_TASK INSTRUCTIONS_. Find every line in the entries that holds the string "this" and report it.
>>>>
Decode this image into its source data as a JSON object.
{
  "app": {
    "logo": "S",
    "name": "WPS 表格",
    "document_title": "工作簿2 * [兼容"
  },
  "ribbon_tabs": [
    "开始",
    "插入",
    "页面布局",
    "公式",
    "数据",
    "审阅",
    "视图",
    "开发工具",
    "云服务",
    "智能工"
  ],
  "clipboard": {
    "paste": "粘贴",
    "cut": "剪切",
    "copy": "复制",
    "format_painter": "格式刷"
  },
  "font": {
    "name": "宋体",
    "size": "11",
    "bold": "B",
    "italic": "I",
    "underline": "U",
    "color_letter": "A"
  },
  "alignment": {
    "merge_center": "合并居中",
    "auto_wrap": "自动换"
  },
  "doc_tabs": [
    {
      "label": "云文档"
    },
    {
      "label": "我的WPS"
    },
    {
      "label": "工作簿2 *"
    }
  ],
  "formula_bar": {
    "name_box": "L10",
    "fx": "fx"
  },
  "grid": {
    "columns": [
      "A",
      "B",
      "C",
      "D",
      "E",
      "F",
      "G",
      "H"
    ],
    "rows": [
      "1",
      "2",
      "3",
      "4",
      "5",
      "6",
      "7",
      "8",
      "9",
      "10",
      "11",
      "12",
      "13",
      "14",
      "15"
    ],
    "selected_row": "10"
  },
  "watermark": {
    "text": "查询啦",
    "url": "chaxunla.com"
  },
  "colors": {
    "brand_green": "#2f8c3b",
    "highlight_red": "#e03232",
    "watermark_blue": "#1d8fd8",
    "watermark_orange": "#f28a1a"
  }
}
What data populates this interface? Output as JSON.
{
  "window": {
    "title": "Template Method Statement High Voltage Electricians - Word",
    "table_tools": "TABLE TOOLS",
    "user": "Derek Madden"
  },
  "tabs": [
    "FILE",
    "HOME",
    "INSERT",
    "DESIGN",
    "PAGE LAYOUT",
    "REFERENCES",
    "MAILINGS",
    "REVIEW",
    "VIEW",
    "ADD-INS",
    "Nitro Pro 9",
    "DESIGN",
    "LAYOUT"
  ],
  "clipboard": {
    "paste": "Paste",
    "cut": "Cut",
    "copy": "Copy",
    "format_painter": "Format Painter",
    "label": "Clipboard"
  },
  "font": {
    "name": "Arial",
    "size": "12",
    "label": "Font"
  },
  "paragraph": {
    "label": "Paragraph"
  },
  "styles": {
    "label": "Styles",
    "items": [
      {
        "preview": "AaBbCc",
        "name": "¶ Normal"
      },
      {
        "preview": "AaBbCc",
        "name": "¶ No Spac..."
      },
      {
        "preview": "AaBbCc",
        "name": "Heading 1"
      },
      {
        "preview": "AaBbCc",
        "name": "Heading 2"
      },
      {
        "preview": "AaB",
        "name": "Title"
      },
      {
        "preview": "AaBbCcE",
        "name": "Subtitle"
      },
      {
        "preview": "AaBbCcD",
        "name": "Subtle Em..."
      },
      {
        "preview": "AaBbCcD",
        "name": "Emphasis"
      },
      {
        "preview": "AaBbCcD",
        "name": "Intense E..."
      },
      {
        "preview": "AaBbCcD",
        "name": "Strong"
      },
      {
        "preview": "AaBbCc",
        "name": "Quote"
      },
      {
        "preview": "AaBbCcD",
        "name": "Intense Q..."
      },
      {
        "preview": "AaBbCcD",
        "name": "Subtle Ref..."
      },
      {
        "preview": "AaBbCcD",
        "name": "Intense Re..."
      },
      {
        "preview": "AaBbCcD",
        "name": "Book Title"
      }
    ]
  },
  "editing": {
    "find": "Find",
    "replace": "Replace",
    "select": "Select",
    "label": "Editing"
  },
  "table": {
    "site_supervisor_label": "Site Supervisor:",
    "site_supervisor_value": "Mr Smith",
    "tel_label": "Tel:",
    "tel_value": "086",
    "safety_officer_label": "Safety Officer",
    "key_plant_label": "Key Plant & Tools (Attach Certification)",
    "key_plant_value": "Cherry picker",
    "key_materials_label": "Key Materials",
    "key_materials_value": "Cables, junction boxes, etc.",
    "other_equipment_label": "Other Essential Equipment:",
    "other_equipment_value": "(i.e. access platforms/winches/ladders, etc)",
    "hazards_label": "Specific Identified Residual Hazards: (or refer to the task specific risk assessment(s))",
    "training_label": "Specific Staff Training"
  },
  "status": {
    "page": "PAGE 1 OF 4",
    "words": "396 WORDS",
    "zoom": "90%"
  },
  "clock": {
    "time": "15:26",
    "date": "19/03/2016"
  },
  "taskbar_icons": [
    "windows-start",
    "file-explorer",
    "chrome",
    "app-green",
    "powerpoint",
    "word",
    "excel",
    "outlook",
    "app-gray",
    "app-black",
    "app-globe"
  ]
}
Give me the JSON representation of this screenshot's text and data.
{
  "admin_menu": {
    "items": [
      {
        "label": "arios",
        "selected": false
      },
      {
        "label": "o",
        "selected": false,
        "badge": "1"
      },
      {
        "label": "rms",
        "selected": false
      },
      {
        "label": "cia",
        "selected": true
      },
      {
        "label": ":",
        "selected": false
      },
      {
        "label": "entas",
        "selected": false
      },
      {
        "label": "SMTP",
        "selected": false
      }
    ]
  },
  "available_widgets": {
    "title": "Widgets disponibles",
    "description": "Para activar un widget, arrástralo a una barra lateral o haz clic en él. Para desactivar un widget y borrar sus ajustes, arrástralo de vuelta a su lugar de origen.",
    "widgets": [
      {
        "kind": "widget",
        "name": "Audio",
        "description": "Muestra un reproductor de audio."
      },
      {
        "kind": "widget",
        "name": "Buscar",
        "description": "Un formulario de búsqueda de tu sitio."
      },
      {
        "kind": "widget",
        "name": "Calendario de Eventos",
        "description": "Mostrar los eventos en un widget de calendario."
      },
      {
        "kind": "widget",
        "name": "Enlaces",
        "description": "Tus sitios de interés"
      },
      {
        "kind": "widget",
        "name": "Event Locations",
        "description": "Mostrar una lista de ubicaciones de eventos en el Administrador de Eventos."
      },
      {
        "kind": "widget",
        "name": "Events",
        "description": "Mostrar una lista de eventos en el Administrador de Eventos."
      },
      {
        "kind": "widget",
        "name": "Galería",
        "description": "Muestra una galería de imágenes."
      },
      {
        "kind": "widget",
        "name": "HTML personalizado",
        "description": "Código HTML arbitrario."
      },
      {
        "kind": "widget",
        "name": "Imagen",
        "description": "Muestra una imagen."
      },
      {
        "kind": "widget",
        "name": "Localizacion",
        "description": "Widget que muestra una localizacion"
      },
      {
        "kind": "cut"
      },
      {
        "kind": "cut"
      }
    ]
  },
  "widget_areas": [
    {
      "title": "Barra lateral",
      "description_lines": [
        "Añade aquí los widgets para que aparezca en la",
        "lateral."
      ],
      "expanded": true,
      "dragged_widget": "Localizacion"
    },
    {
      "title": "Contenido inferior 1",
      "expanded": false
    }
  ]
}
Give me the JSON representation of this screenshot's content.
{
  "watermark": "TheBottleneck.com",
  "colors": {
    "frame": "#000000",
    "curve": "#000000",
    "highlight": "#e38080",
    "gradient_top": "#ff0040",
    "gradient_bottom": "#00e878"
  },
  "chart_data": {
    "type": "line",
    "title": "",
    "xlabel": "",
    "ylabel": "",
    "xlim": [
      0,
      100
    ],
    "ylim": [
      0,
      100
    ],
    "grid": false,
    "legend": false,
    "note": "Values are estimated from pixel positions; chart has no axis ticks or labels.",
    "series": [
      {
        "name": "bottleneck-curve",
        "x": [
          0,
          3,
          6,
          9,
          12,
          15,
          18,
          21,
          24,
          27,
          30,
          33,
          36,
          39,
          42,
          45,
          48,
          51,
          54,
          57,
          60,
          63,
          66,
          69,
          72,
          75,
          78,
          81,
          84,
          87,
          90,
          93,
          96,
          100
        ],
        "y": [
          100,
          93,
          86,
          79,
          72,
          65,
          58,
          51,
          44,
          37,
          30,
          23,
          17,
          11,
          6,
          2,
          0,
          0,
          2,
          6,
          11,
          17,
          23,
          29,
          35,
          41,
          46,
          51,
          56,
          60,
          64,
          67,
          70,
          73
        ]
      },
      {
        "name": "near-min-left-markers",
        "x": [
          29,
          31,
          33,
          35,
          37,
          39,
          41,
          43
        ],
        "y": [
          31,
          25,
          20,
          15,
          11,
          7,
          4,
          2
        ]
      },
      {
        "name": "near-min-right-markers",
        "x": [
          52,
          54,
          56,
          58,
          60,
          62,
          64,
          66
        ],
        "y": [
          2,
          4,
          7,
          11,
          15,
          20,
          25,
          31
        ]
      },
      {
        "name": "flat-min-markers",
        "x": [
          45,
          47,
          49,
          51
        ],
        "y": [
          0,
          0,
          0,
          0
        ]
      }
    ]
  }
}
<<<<
_TASK RESULT_.
Decode this image into its source data as a JSON object.
What data populates this interface? Output as JSON.
Give me the JSON representation of this screenshot's text and data.
Give me the JSON representation of this screenshot's content.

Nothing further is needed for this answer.